● **DATA**:
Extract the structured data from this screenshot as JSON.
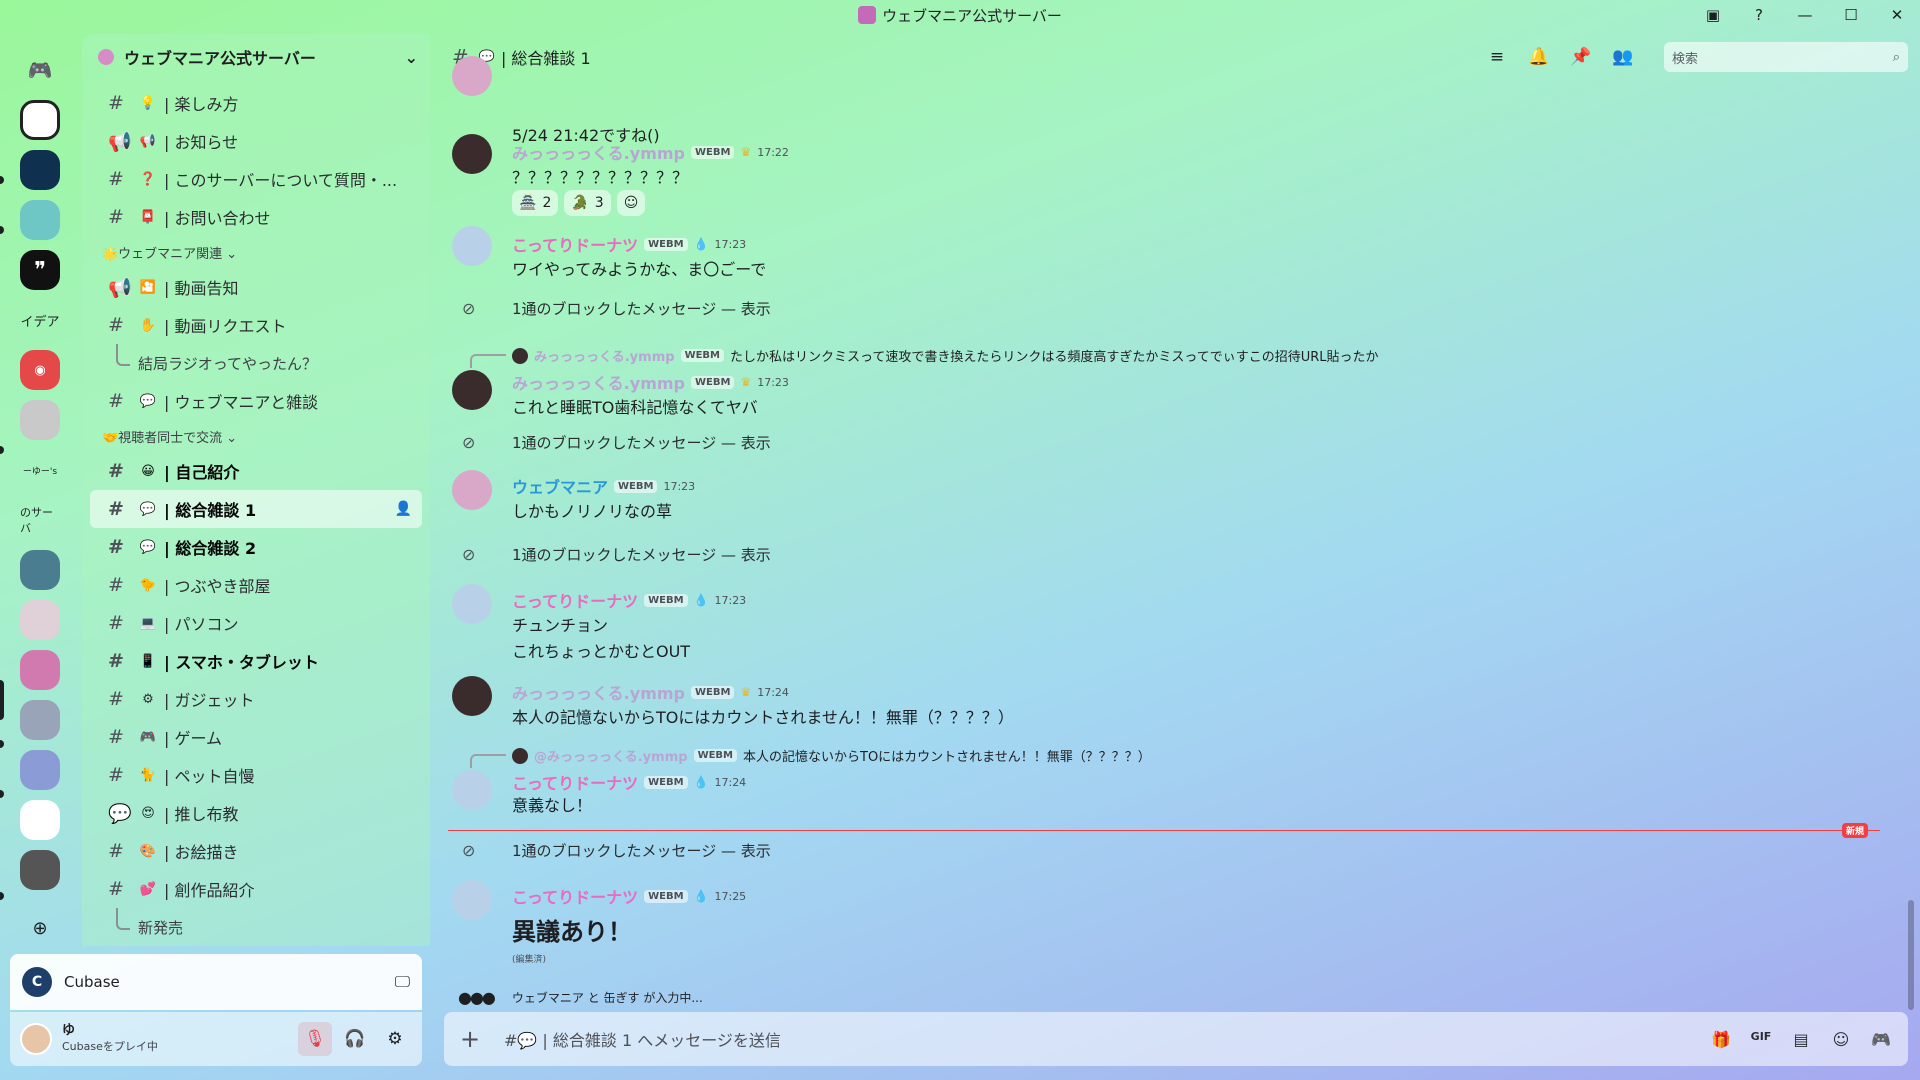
{
  "window": {
    "title": "ウェブマニア公式サーバー"
  },
  "server": {
    "name": "ウェブマニア公式サーバー"
  },
  "channels": {
    "top": [
      {
        "emoji": "💡",
        "label": "| 楽しみ方"
      },
      {
        "emoji": "📢",
        "label": "| お知らせ"
      },
      {
        "emoji": "❓",
        "label": "| このサーバーについて質問・..."
      },
      {
        "emoji": "📮",
        "label": "| お問い合わせ"
      }
    ],
    "cat1": "🌟ウェブマニア関連",
    "cat1_items": [
      {
        "emoji": "🎦",
        "label": "| 動画告知"
      },
      {
        "emoji": "✋",
        "label": "| 動画リクエスト"
      }
    ],
    "thread1": "結局ラジオってやったん？",
    "cat1_items2": [
      {
        "emoji": "💬",
        "label": "| ウェブマニアと雑談"
      }
    ],
    "cat2": "🤝視聴者同士で交流",
    "cat2_items": [
      {
        "emoji": "😀",
        "label": "| 自己紹介"
      },
      {
        "emoji": "💬",
        "label": "| 総合雑談 1"
      },
      {
        "emoji": "💬",
        "label": "| 総合雑談 2"
      },
      {
        "emoji": "🐤",
        "label": "| つぶやき部屋"
      },
      {
        "emoji": "💻",
        "label": "| パソコン"
      },
      {
        "emoji": "📱",
        "label": "| スマホ・タブレット"
      },
      {
        "emoji": "⚙",
        "label": "| ガジェット"
      },
      {
        "emoji": "🎮",
        "label": "| ゲーム"
      },
      {
        "emoji": "🐈",
        "label": "| ペット自慢"
      },
      {
        "emoji": "😍",
        "label": "| 推し布教"
      },
      {
        "emoji": "🎨",
        "label": "| お絵描き"
      },
      {
        "emoji": "💕",
        "label": "| 創作品紹介"
      }
    ],
    "thread2": "新発売"
  },
  "rail": {
    "idea": "イデア",
    "yu": "ーゆー's",
    "server_text": "のサーバ"
  },
  "activity": {
    "app": "Cubase"
  },
  "user": {
    "name": "ゆ",
    "status": "Cubaseをプレイ中"
  },
  "header": {
    "channel": "| 総合雑談 1",
    "search_placeholder": "検索"
  },
  "messages": {
    "m0": {
      "text": "5/24 21:42ですね()"
    },
    "m1": {
      "user": "みっっっっくる.ymmp",
      "tag": "WEBM",
      "time": "17:22",
      "text": "？？？？？？？？？？？",
      "r1": "2",
      "r2": "3"
    },
    "m2": {
      "user": "こってりドーナツ",
      "tag": "WEBM",
      "time": "17:23",
      "text": "ワイやってみようかな、ま〇ごーで"
    },
    "blocked": "1通のブロックしたメッセージ — 表示",
    "m3": {
      "reply_user": "みっっっっくる.ymmp",
      "reply_tag": "WEBM",
      "reply_text": "たしか私はリンクミスって速攻で書き換えたらリンクはる頻度高すぎたかミスってでぃすこの招待URL貼ったか",
      "user": "みっっっっくる.ymmp",
      "tag": "WEBM",
      "time": "17:23",
      "text": "これと睡眠TO歯科記憶なくてヤバ"
    },
    "m4": {
      "user": "ウェブマニア",
      "tag": "WEBM",
      "time": "17:23",
      "text": "しかもノリノリなの草"
    },
    "m5": {
      "user": "こってりドーナツ",
      "tag": "WEBM",
      "time": "17:23",
      "text1": "チュンチョン",
      "text2": "これちょっとかむとOUT"
    },
    "m6": {
      "user": "みっっっっくる.ymmp",
      "tag": "WEBM",
      "time": "17:24",
      "text": "本人の記憶ないからTOにはカウントされません！！無罪（？？？？）"
    },
    "m7": {
      "reply_user": "@みっっっっくる.ymmp",
      "reply_tag": "WEBM",
      "reply_text": "本人の記憶ないからTOにはカウントされません！！無罪（？？？？）",
      "user": "こってりドーナツ",
      "tag": "WEBM",
      "time": "17:24",
      "text": "意義なし！"
    },
    "m8": {
      "user": "こってりドーナツ",
      "tag": "WEBM",
      "time": "17:25",
      "text": "異議あり！",
      "edited": "(編集済)"
    },
    "new_badge": "新規"
  },
  "typing": {
    "names": "ウェブマニア と 缶ぎす が入力中..."
  },
  "composer": {
    "placeholder": "#💬 | 総合雑談 1 へメッセージを送信",
    "gif": "GIF"
  },
  "colors": {
    "accent_green": "#9af79a",
    "mention_red": "#f23f43",
    "kotteri": "#e86bbf",
    "webmania": "#2a98d8",
    "mitsu": "#b9a5d3"
  }
}
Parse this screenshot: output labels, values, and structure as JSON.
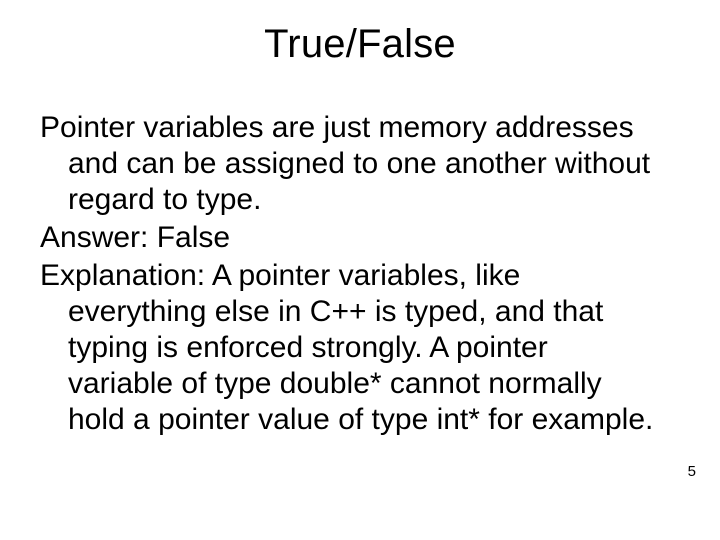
{
  "slide": {
    "title": "True/False",
    "question": "Pointer variables are just memory addresses and can be assigned to one another without regard to type.",
    "answer_label": "Answer:",
    "answer_value": "False",
    "explanation_label": "Explanation:",
    "explanation_text": "A pointer variables, like everything else in C++ is typed, and that typing is enforced strongly. A pointer variable of type double* cannot normally hold a pointer value of type int* for example.",
    "page_number": "5"
  }
}
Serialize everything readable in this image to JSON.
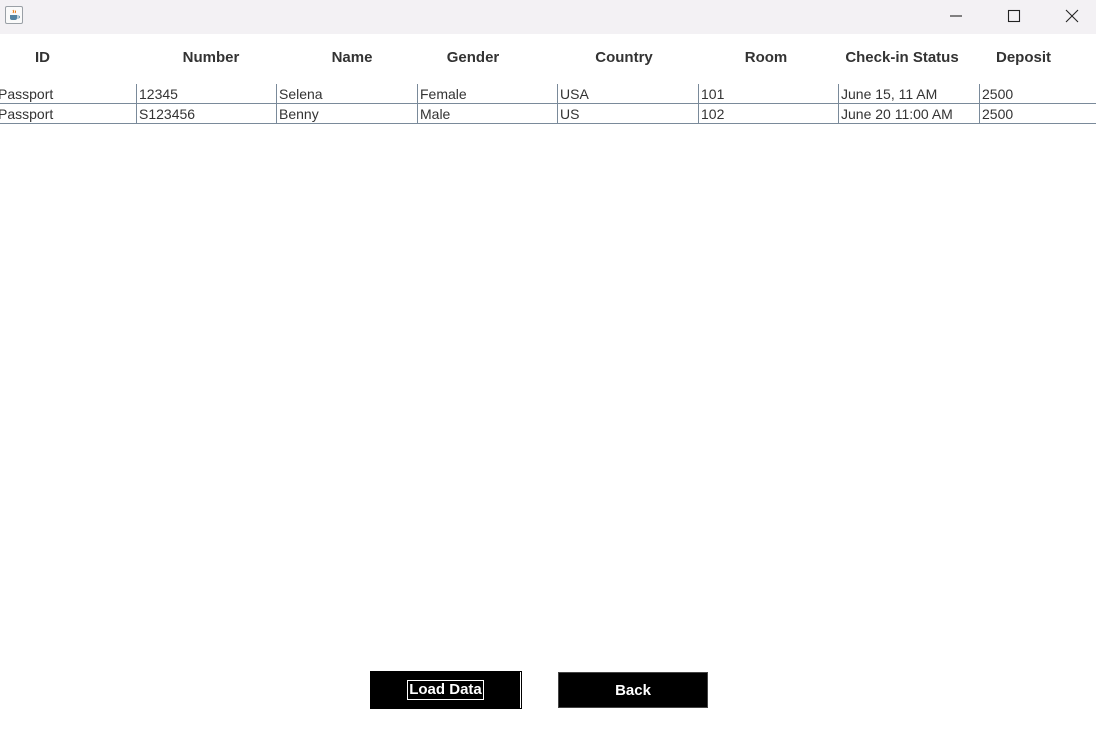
{
  "window": {
    "icon": "java-cup-icon"
  },
  "table": {
    "columns": [
      "ID",
      "Number",
      "Name",
      "Gender",
      "Country",
      "Room",
      "Check-in Status",
      "Deposit"
    ],
    "rows": [
      [
        "Passport",
        "12345",
        "Selena",
        "Female",
        "USA",
        "101",
        "June 15, 11 AM",
        "2500"
      ],
      [
        "Passport",
        "S123456",
        "Benny",
        "Male",
        "US",
        "102",
        "June 20 11:00 AM",
        "2500"
      ]
    ]
  },
  "buttons": {
    "load_label": "Load Data",
    "back_label": "Back"
  }
}
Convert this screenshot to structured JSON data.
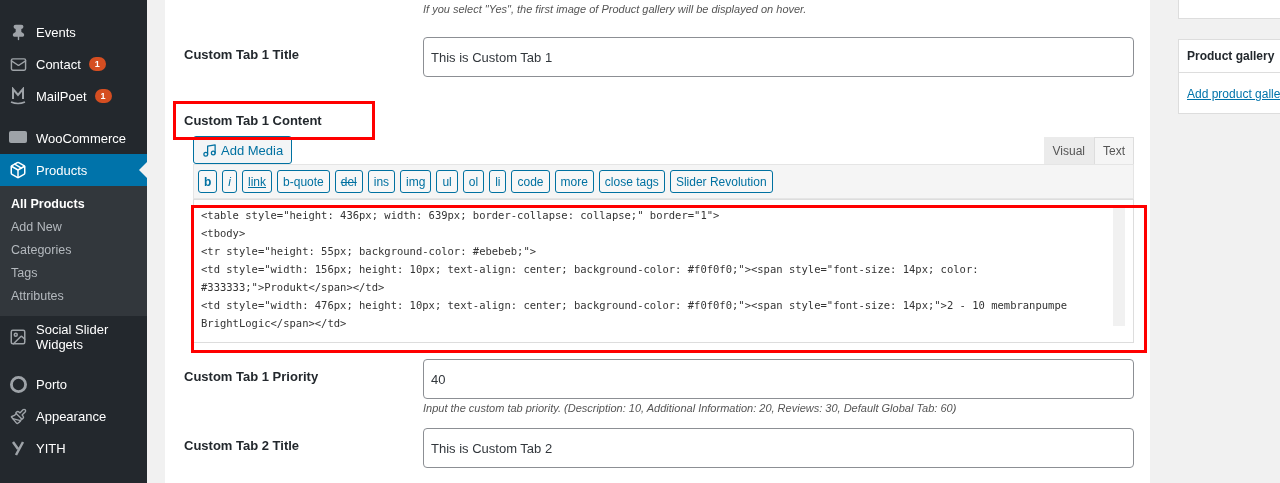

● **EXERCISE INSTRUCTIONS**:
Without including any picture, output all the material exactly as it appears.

● **RESULT FOR THIS EXERCISE**:
Extract the structured data from this screenshot as JSON.
{
  "window": {
    "title": "ウェブマニア公式サーバー"
  },
  "server": {
    "name": "ウェブマニア公式サーバー"
  },
  "channels": {
    "top": [
      {
        "emoji": "💡",
        "label": "| 楽しみ方"
      },
      {
        "emoji": "📢",
        "label": "| お知らせ"
      },
      {
        "emoji": "❓",
        "label": "| このサーバーについて質問・..."
      },
      {
        "emoji": "📮",
        "label": "| お問い合わせ"
      }
    ],
    "cat1": "🌟ウェブマニア関連",
    "cat1_items": [
      {
        "emoji": "🎦",
        "label": "| 動画告知"
      },
      {
        "emoji": "✋",
        "label": "| 動画リクエスト"
      }
    ],
    "thread1": "結局ラジオってやったん？",
    "cat1_items2": [
      {
        "emoji": "💬",
        "label": "| ウェブマニアと雑談"
      }
    ],
    "cat2": "🤝視聴者同士で交流",
    "cat2_items": [
      {
        "emoji": "😀",
        "label": "| 自己紹介"
      },
      {
        "emoji": "💬",
        "label": "| 総合雑談 1"
      },
      {
        "emoji": "💬",
        "label": "| 総合雑談 2"
      },
      {
        "emoji": "🐤",
        "label": "| つぶやき部屋"
      },
      {
        "emoji": "💻",
        "label": "| パソコン"
      },
      {
        "emoji": "📱",
        "label": "| スマホ・タブレット"
      },
      {
        "emoji": "⚙",
        "label": "| ガジェット"
      },
      {
        "emoji": "🎮",
        "label": "| ゲーム"
      },
      {
        "emoji": "🐈",
        "label": "| ペット自慢"
      },
      {
        "emoji": "😍",
        "label": "| 推し布教"
      },
      {
        "emoji": "🎨",
        "label": "| お絵描き"
      },
      {
        "emoji": "💕",
        "label": "| 創作品紹介"
      }
    ],
    "thread2": "新発売"
  },
  "rail": {
    "idea": "イデア",
    "yu": "ーゆー's",
    "server_text": "のサーバ"
  },
  "activity": {
    "app": "Cubase"
  },
  "user": {
    "name": "ゆ",
    "status": "Cubaseをプレイ中"
  },
  "header": {
    "channel": "| 総合雑談 1",
    "search_placeholder": "検索"
  },
  "messages": {
    "m0": {
      "text": "5/24 21:42ですね()"
    },
    "m1": {
      "user": "みっっっっくる.ymmp",
      "tag": "WEBM",
      "time": "17:22",
      "text": "？？？？？？？？？？？",
      "r1": "2",
      "r2": "3"
    },
    "m2": {
      "user": "こってりドーナツ",
      "tag": "WEBM",
      "time": "17:23",
      "text": "ワイやってみようかな、ま〇ごーで"
    },
    "blocked": "1通のブロックしたメッセージ — 表示",
    "m3": {
      "reply_user": "みっっっっくる.ymmp",
      "reply_tag": "WEBM",
      "reply_text": "たしか私はリンクミスって速攻で書き換えたらリンクはる頻度高すぎたかミスってでぃすこの招待URL貼ったか",
      "user": "みっっっっくる.ymmp",
      "tag": "WEBM",
      "time": "17:23",
      "text": "これと睡眠TO歯科記憶なくてヤバ"
    },
    "m4": {
      "user": "ウェブマニア",
      "tag": "WEBM",
      "time": "17:23",
      "text": "しかもノリノリなの草"
    },
    "m5": {
      "user": "こってりドーナツ",
      "tag": "WEBM",
      "time": "17:23",
      "text1": "チュンチョン",
      "text2": "これちょっとかむとOUT"
    },
    "m6": {
      "user": "みっっっっくる.ymmp",
      "tag": "WEBM",
      "time": "17:24",
      "text": "本人の記憶ないからTOにはカウントされません！！無罪（？？？？）"
    },
    "m7": {
      "reply_user": "@みっっっっくる.ymmp",
      "reply_tag": "WEBM",
      "reply_text": "本人の記憶ないからTOにはカウントされません！！無罪（？？？？）",
      "user": "こってりドーナツ",
      "tag": "WEBM",
      "time": "17:24",
      "text": "意義なし！"
    },
    "m8": {
      "user": "こってりドーナツ",
      "tag": "WEBM",
      "time": "17:25",
      "text": "異議あり！",
      "edited": "(編集済)"
    },
    "new_badge": "新規"
  },
  "typing": {
    "names": "ウェブマニア と 缶ぎす が入力中..."
  },
  "composer": {
    "placeholder": "#💬 | 総合雑談 1 へメッセージを送信",
    "gif": "GIF"
  },
  "colors": {
    "accent_green": "#9af79a",
    "mention_red": "#f23f43",
    "kotteri": "#e86bbf",
    "webmania": "#2a98d8",
    "mitsu": "#b9a5d3"
  }
}
Parse this screenshot: output labels, values, and structure as JSON.
{
  "slide": {
    "title": "True/False",
    "question": "Pointer variables are just memory addresses and can be assigned to one another without regard to type.",
    "answer_label": "Answer:",
    "answer_value": "False",
    "explanation_label": "Explanation:",
    "explanation_text": "A pointer variables, like everything else in C++ is typed, and that typing is enforced strongly. A pointer variable of type double* cannot normally hold a pointer value of type int* for example.",
    "page_number": "5"
  }
}
Serialize everything readable in this image to JSON.
{
  "window": {
    "icon": "java-cup-icon"
  },
  "table": {
    "columns": [
      "ID",
      "Number",
      "Name",
      "Gender",
      "Country",
      "Room",
      "Check-in Status",
      "Deposit"
    ],
    "rows": [
      [
        "Passport",
        "12345",
        "Selena",
        "Female",
        "USA",
        "101",
        "June 15, 11 AM",
        "2500"
      ],
      [
        "Passport",
        "S123456",
        "Benny",
        "Male",
        "US",
        "102",
        "June 20 11:00 AM",
        "2500"
      ]
    ]
  },
  "buttons": {
    "load_label": "Load Data",
    "back_label": "Back"
  }
}
Convert this screenshot to structured JSON data.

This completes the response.